# TASK ITEM:
Reproduce every line of the material below, but drop the pictures.

# EXTRACTED DATA:
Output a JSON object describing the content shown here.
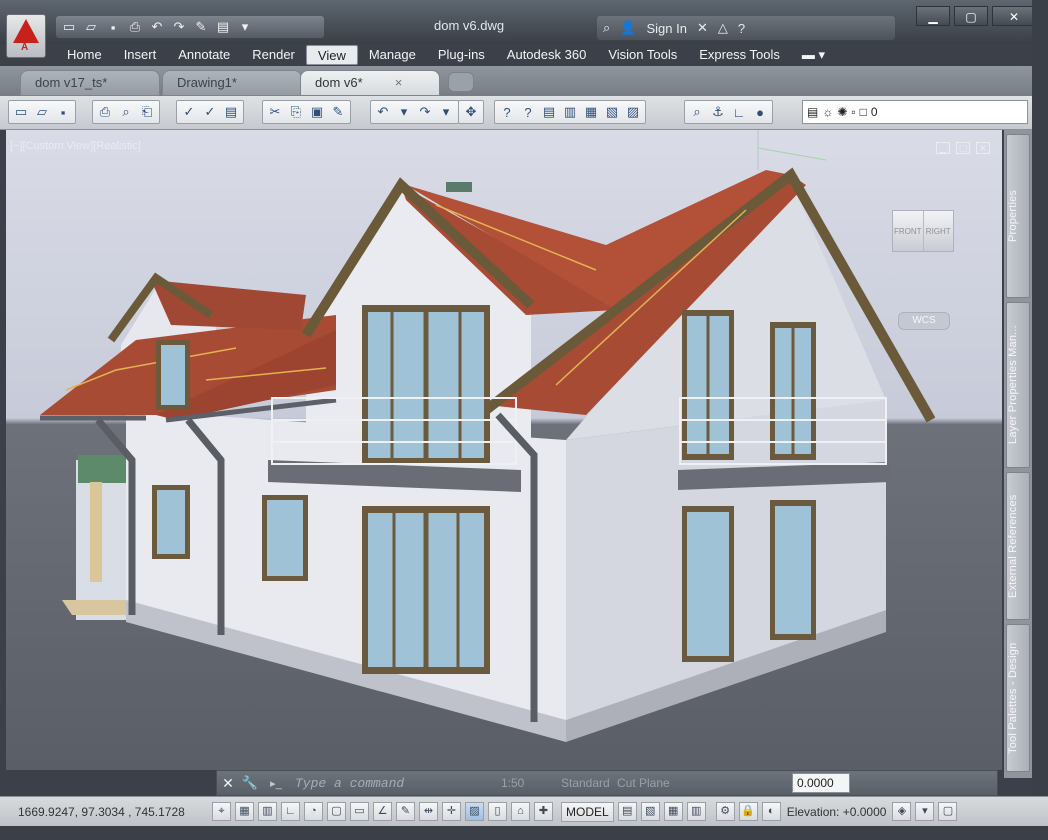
{
  "app": {
    "title": "dom v6.dwg",
    "logo_letter": "A"
  },
  "quick_access": {
    "icons": [
      "new-icon",
      "open-icon",
      "save-icon",
      "print-icon",
      "undo-icon",
      "redo-icon",
      "workspace-icon",
      "properties-icon"
    ]
  },
  "infocenter": {
    "signin_label": "Sign In",
    "help_label": "?"
  },
  "menu": {
    "items": [
      "Home",
      "Insert",
      "Annotate",
      "Render",
      "View",
      "Manage",
      "Plug-ins",
      "Autodesk 360",
      "Vision Tools",
      "Express Tools"
    ],
    "active": "View"
  },
  "tabs": [
    {
      "label": "dom v17_ts*",
      "active": false
    },
    {
      "label": "Drawing1*",
      "active": false
    },
    {
      "label": "dom v6*",
      "active": true,
      "close": "×"
    }
  ],
  "layer": {
    "value": "0"
  },
  "viewport": {
    "label": "[−][Custom View][Realistic]",
    "viewcube": {
      "front": "FRONT",
      "right": "RIGHT"
    },
    "wcs": "WCS"
  },
  "palettes": [
    "Properties",
    "Layer Properties Man...",
    "External References",
    "Tool Palettes - Design"
  ],
  "command_line": {
    "placeholder": "Type a command",
    "scale": "1:50",
    "style": "Standard",
    "cut_plane": "Cut Plane",
    "value": "0.0000"
  },
  "status": {
    "coords": "1669.9247,  97.3034  , 745.1728",
    "model": "MODEL",
    "elevation": "Elevation:  +0.0000"
  },
  "colors": {
    "roof": "#a84b35",
    "roof_edge": "#6b5a3a",
    "wall": "#e6e8ef",
    "window_frame": "#6b5a3e",
    "glass": "#9fc2d6",
    "accent": "#c8201b"
  }
}
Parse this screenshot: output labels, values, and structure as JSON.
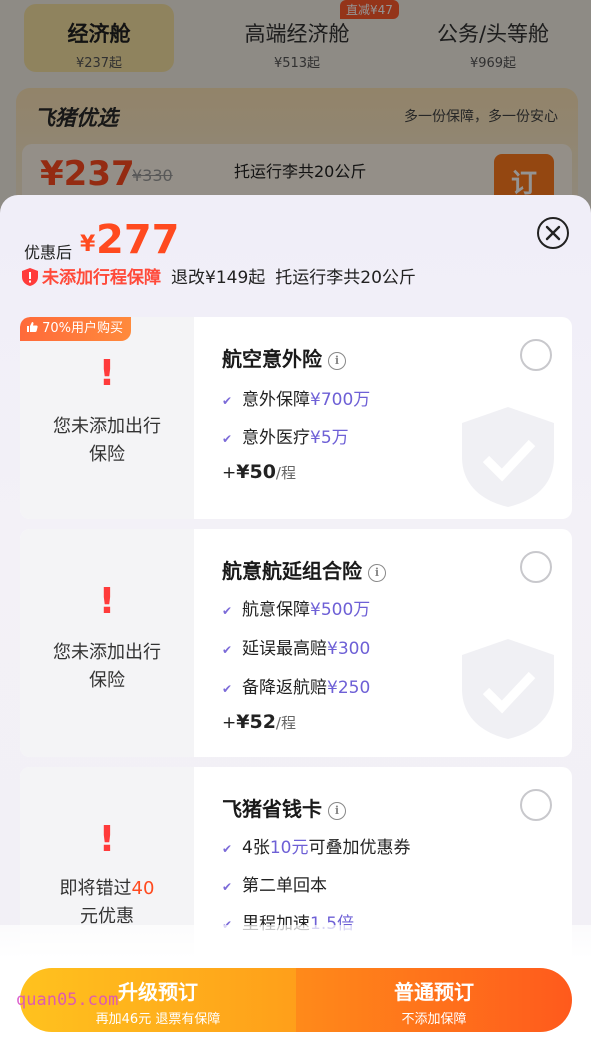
{
  "background": {
    "cabins": [
      {
        "name": "经济舱",
        "price": "¥237起"
      },
      {
        "name": "高端经济舱",
        "price": "¥513起",
        "badge": "直减¥47"
      },
      {
        "name": "公务/头等舱",
        "price": "¥969起"
      }
    ],
    "promo": {
      "title": "飞猪优选",
      "subtitle": "多一份保障，多一份安心",
      "price": "¥237",
      "old_price": "¥330",
      "luggage": "托运行李共20公斤",
      "order_label": "订"
    }
  },
  "sheet": {
    "price_label": "优惠后",
    "currency": "¥",
    "price": "277",
    "warning": "未添加行程保障",
    "change_fee": "退改¥149起",
    "luggage": "托运行李共20公斤",
    "close_icon": "close-circle-icon"
  },
  "insurance": [
    {
      "badge": "70%用户购买",
      "left_text_1": "您未添加出行",
      "left_text_2": "保险",
      "title": "航空意外险",
      "features": [
        {
          "label": "意外保障",
          "value": "¥700万"
        },
        {
          "label": "意外医疗",
          "value": "¥5万"
        }
      ],
      "price_prefix": "+",
      "price": "¥50",
      "unit": "/程",
      "selected": false
    },
    {
      "left_text_1": "您未添加出行",
      "left_text_2": "保险",
      "title": "航意航延组合险",
      "features": [
        {
          "label": "航意保障",
          "value": "¥500万"
        },
        {
          "label": "延误最高赔",
          "value": "¥300"
        },
        {
          "label": "备降返航赔",
          "value": "¥250"
        }
      ],
      "price_prefix": "+",
      "price": "¥52",
      "unit": "/程",
      "selected": false
    },
    {
      "left_text_1": "即将错过",
      "left_text_highlight": "40",
      "left_text_2": "元优惠",
      "title": "飞猪省钱卡",
      "features": [
        {
          "label": "4张",
          "value": "10元",
          "suffix": "可叠加优惠券"
        },
        {
          "label": "第二单回本",
          "value": ""
        },
        {
          "label": "里程加速",
          "value": "1.5倍"
        }
      ],
      "selected": false
    }
  ],
  "bottom": {
    "upgrade_label": "升级预订",
    "upgrade_sub": "再加46元 退票有保障",
    "normal_label": "普通预订",
    "normal_sub": "不添加保障",
    "watermark": "quan05.com"
  },
  "colors": {
    "accent_red": "#ff4a1f",
    "highlight_purple": "#6e60d6",
    "upgrade_gradient": [
      "#ffc21e",
      "#ff9f1a"
    ],
    "normal_gradient": [
      "#ff8a1a",
      "#ff5a1c"
    ]
  }
}
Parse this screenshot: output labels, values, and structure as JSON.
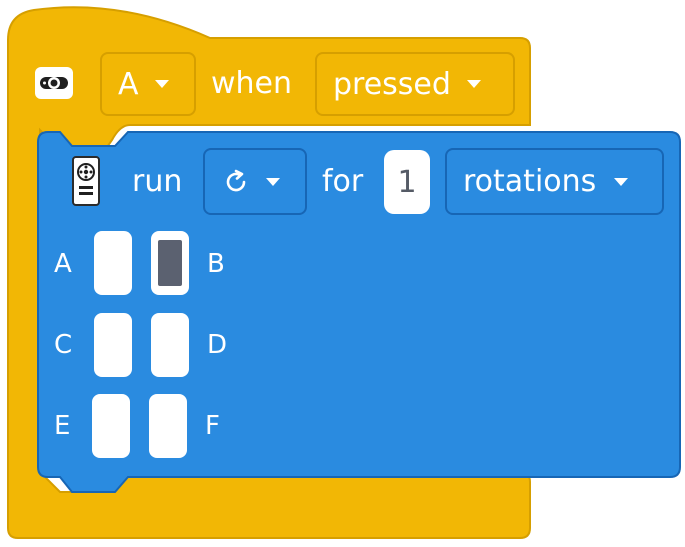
{
  "hat": {
    "icon": "remote-control-icon",
    "button_value": "A",
    "when_label": "when",
    "event_value": "pressed"
  },
  "motor_block": {
    "icon": "multi-motor-icon",
    "run_label": "run",
    "direction": "rotate-clockwise-icon",
    "for_label": "for",
    "amount": "1",
    "unit_value": "rotations",
    "ports": [
      {
        "label": "A",
        "selected": false
      },
      {
        "label": "B",
        "selected": true
      },
      {
        "label": "C",
        "selected": false
      },
      {
        "label": "D",
        "selected": false
      },
      {
        "label": "E",
        "selected": false
      },
      {
        "label": "F",
        "selected": false
      }
    ]
  },
  "colors": {
    "hat_yellow": "#F2B705",
    "motor_blue": "#2A8BE0",
    "selected_port": "#5B6170"
  }
}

# SOLVED PROBLEM:
Output a JSON object describing the content shown here.
{
  "app": {
    "title": "dom v6.dwg",
    "logo_letter": "A"
  },
  "quick_access": {
    "icons": [
      "new-icon",
      "open-icon",
      "save-icon",
      "print-icon",
      "undo-icon",
      "redo-icon",
      "workspace-icon",
      "properties-icon"
    ]
  },
  "infocenter": {
    "signin_label": "Sign In",
    "help_label": "?"
  },
  "menu": {
    "items": [
      "Home",
      "Insert",
      "Annotate",
      "Render",
      "View",
      "Manage",
      "Plug-ins",
      "Autodesk 360",
      "Vision Tools",
      "Express Tools"
    ],
    "active": "View"
  },
  "tabs": [
    {
      "label": "dom v17_ts*",
      "active": false
    },
    {
      "label": "Drawing1*",
      "active": false
    },
    {
      "label": "dom v6*",
      "active": true,
      "close": "×"
    }
  ],
  "layer": {
    "value": "0"
  },
  "viewport": {
    "label": "[−][Custom View][Realistic]",
    "viewcube": {
      "front": "FRONT",
      "right": "RIGHT"
    },
    "wcs": "WCS"
  },
  "palettes": [
    "Properties",
    "Layer Properties Man...",
    "External References",
    "Tool Palettes - Design"
  ],
  "command_line": {
    "placeholder": "Type a command",
    "scale": "1:50",
    "style": "Standard",
    "cut_plane": "Cut Plane",
    "value": "0.0000"
  },
  "status": {
    "coords": "1669.9247,  97.3034  , 745.1728",
    "model": "MODEL",
    "elevation": "Elevation:  +0.0000"
  },
  "colors": {
    "roof": "#a84b35",
    "roof_edge": "#6b5a3a",
    "wall": "#e6e8ef",
    "window_frame": "#6b5a3e",
    "glass": "#9fc2d6",
    "accent": "#c8201b"
  }
}
Parse this screenshot: output labels, values, and structure as JSON.
{
  "background": {
    "cabins": [
      {
        "name": "经济舱",
        "price": "¥237起"
      },
      {
        "name": "高端经济舱",
        "price": "¥513起",
        "badge": "直减¥47"
      },
      {
        "name": "公务/头等舱",
        "price": "¥969起"
      }
    ],
    "promo": {
      "title": "飞猪优选",
      "subtitle": "多一份保障，多一份安心",
      "price": "¥237",
      "old_price": "¥330",
      "luggage": "托运行李共20公斤",
      "order_label": "订"
    }
  },
  "sheet": {
    "price_label": "优惠后",
    "currency": "¥",
    "price": "277",
    "warning": "未添加行程保障",
    "change_fee": "退改¥149起",
    "luggage": "托运行李共20公斤",
    "close_icon": "close-circle-icon"
  },
  "insurance": [
    {
      "badge": "70%用户购买",
      "left_text_1": "您未添加出行",
      "left_text_2": "保险",
      "title": "航空意外险",
      "features": [
        {
          "label": "意外保障",
          "value": "¥700万"
        },
        {
          "label": "意外医疗",
          "value": "¥5万"
        }
      ],
      "price_prefix": "+",
      "price": "¥50",
      "unit": "/程",
      "selected": false
    },
    {
      "left_text_1": "您未添加出行",
      "left_text_2": "保险",
      "title": "航意航延组合险",
      "features": [
        {
          "label": "航意保障",
          "value": "¥500万"
        },
        {
          "label": "延误最高赔",
          "value": "¥300"
        },
        {
          "label": "备降返航赔",
          "value": "¥250"
        }
      ],
      "price_prefix": "+",
      "price": "¥52",
      "unit": "/程",
      "selected": false
    },
    {
      "left_text_1": "即将错过",
      "left_text_highlight": "40",
      "left_text_2": "元优惠",
      "title": "飞猪省钱卡",
      "features": [
        {
          "label": "4张",
          "value": "10元",
          "suffix": "可叠加优惠券"
        },
        {
          "label": "第二单回本",
          "value": ""
        },
        {
          "label": "里程加速",
          "value": "1.5倍"
        }
      ],
      "selected": false
    }
  ],
  "bottom": {
    "upgrade_label": "升级预订",
    "upgrade_sub": "再加46元 退票有保障",
    "normal_label": "普通预订",
    "normal_sub": "不添加保障",
    "watermark": "quan05.com"
  },
  "colors": {
    "accent_red": "#ff4a1f",
    "highlight_purple": "#6e60d6",
    "upgrade_gradient": [
      "#ffc21e",
      "#ff9f1a"
    ],
    "normal_gradient": [
      "#ff8a1a",
      "#ff5a1c"
    ]
  }
}
Parse this screenshot: output labels, values, and structure as JSON.
{
  "hat": {
    "icon": "remote-control-icon",
    "button_value": "A",
    "when_label": "when",
    "event_value": "pressed"
  },
  "motor_block": {
    "icon": "multi-motor-icon",
    "run_label": "run",
    "direction": "rotate-clockwise-icon",
    "for_label": "for",
    "amount": "1",
    "unit_value": "rotations",
    "ports": [
      {
        "label": "A",
        "selected": false
      },
      {
        "label": "B",
        "selected": true
      },
      {
        "label": "C",
        "selected": false
      },
      {
        "label": "D",
        "selected": false
      },
      {
        "label": "E",
        "selected": false
      },
      {
        "label": "F",
        "selected": false
      }
    ]
  },
  "colors": {
    "hat_yellow": "#F2B705",
    "motor_blue": "#2A8BE0",
    "selected_port": "#5B6170"
  }
}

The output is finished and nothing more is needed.